- ↑ Čisar, P., & Čisar, S. M. (2011). "Optimization methods of EWMA statistics." Acta Polytechnica Hungarica, 8(5), 73–87. Page 78.
- ↑ 7.1 Simple exponential smoothing | Forecasting: Principles and Practice. https://www.otexts.org/fpp/7/1.
- ↑ Nahmias, Steven (3 March 2008). Production and Operations Analysis (6th ed.). ISBN 978-0-07-337785-8.^{[page needed]}
- ↑ "Model: Second-Order Exponential Smoothing". SAP AG. http://help.sap.com/saphelp_45b/helpdata/en/7d/c27a14454011d182b40000e829fbfe/content.htm.
- ↑ "6.4.3.3. Double Exponential Smoothing". itl.nist.gov. http://www.itl.nist.gov/div898/handbook/pmc/section4/pmc433.htm.
- ↑ "Averaging and Exponential Smoothing Models". duke.edu. http://www.duke.edu/~rnau/411avg.htm.
- ↑ Kalehar, Prajakta S.. "Time series Forecasting using Holt–Winters Exponential Smoothing". http://www.it.iitb.ac.in/~praj/acads/seminar/04329008_ExponentialSmoothing.pdf.
- ↑ ^{16.0} ^{16.1} Winters, P. R. (April 1960). "Forecasting Sales by Exponentially Weighted Moving Averages". Management Science 6 (3): 324–342. doi:10.1287/mnsc.6.3.324.
- ↑ "R: Holt–Winters Filtering". https://stat.ethz.ch/R-manual/R-patched/library/stats/html/HoltWinters.html.
- ↑ "ets {forecast} | inside-R | A Community Site for R". http://www.inside-r.org/packages/cran/forecast/docs/ets.
- ↑ "Comparing HoltWinters() and ets()" (in en-US). 2011-05-29. http://robjhyndman.com/hyndsight/estimation2/.
- ↑ tssmooth in Stata manual
- ↑ "LibreOffice 5.2: Release Notes – the Document Foundation Wiki". https://wiki.documentfoundation.org/ReleaseNotes/5.2#New_spreadsheet_functions.

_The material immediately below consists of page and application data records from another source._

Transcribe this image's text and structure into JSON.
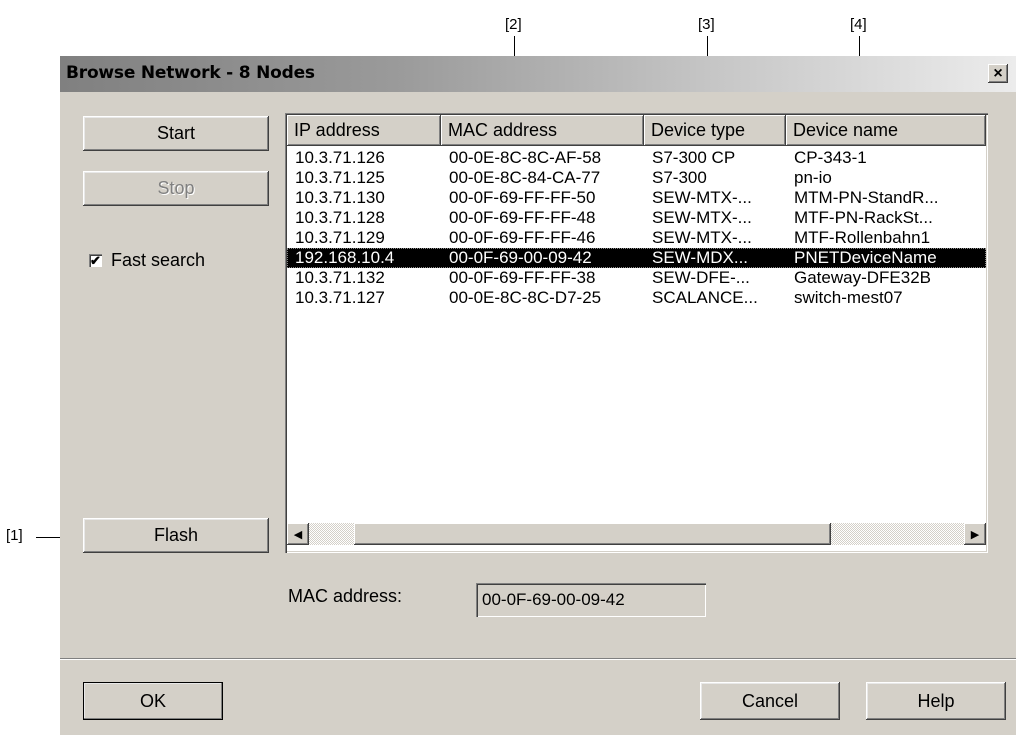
{
  "callouts": {
    "c1": "[1]",
    "c2": "[2]",
    "c3": "[3]",
    "c4": "[4]"
  },
  "dialog": {
    "title": "Browse Network - 8 Nodes",
    "close_label": "×"
  },
  "left_panel": {
    "start_label": "Start",
    "stop_label": "Stop",
    "fast_search_label": "Fast search",
    "fast_search_checked": true,
    "flash_label": "Flash"
  },
  "list": {
    "columns": [
      "IP address",
      "MAC address",
      "Device type",
      "Device name"
    ],
    "rows": [
      [
        "10.3.71.126",
        "00-0E-8C-8C-AF-58",
        "S7-300 CP",
        "CP-343-1"
      ],
      [
        "10.3.71.125",
        "00-0E-8C-84-CA-77",
        "S7-300",
        "pn-io"
      ],
      [
        "10.3.71.130",
        "00-0F-69-FF-FF-50",
        "SEW-MTX-...",
        "MTM-PN-StandR..."
      ],
      [
        "10.3.71.128",
        "00-0F-69-FF-FF-48",
        "SEW-MTX-...",
        "MTF-PN-RackSt..."
      ],
      [
        "10.3.71.129",
        "00-0F-69-FF-FF-46",
        "SEW-MTX-...",
        "MTF-Rollenbahn1"
      ],
      [
        "192.168.10.4",
        "00-0F-69-00-09-42",
        "SEW-MDX...",
        "PNETDeviceName"
      ],
      [
        "10.3.71.132",
        "00-0F-69-FF-FF-38",
        "SEW-DFE-...",
        "Gateway-DFE32B"
      ],
      [
        "10.3.71.127",
        "00-0E-8C-8C-D7-25",
        "SCALANCE...",
        "switch-mest07"
      ]
    ],
    "selected_index": 5
  },
  "mac": {
    "label": "MAC address:",
    "value": "00-0F-69-00-09-42"
  },
  "footer": {
    "ok_label": "OK",
    "cancel_label": "Cancel",
    "help_label": "Help"
  }
}
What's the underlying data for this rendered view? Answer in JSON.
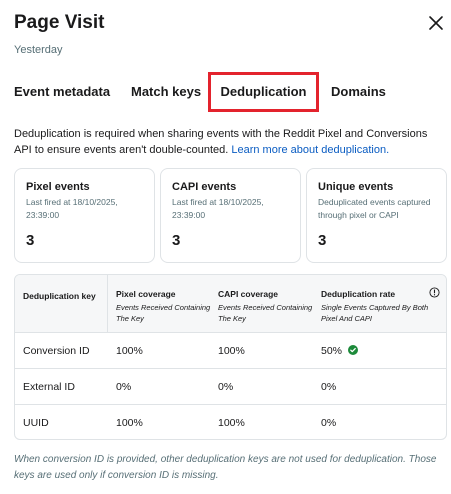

- ↑ "Excel 2016 Forecasting Functions | Real Statistics Using Excel". http://www.real-statistics.com/time-series-analysis/basic-time-series-forecasting/excel-2016-forecasting-functions/.
External links
- Lecture notes on exponential smoothing (Robert Nau, Duke University)
- Data Smoothing by Jon McLoone, The Wolfram Demonstrations Project
- The Holt–Winters Approach to Exponential Smoothing: 50 Years Old and Going Strong by Paul Goodwin (2010) Foresight: The International Journal of Applied Forecasting
- Algorithms for Unevenly Spaced Time Series: Moving Averages and Other Rolling Operators by Andreas Eckner
Original source: https://en.wikipedia.org/wiki/Exponential smoothing.
Read more |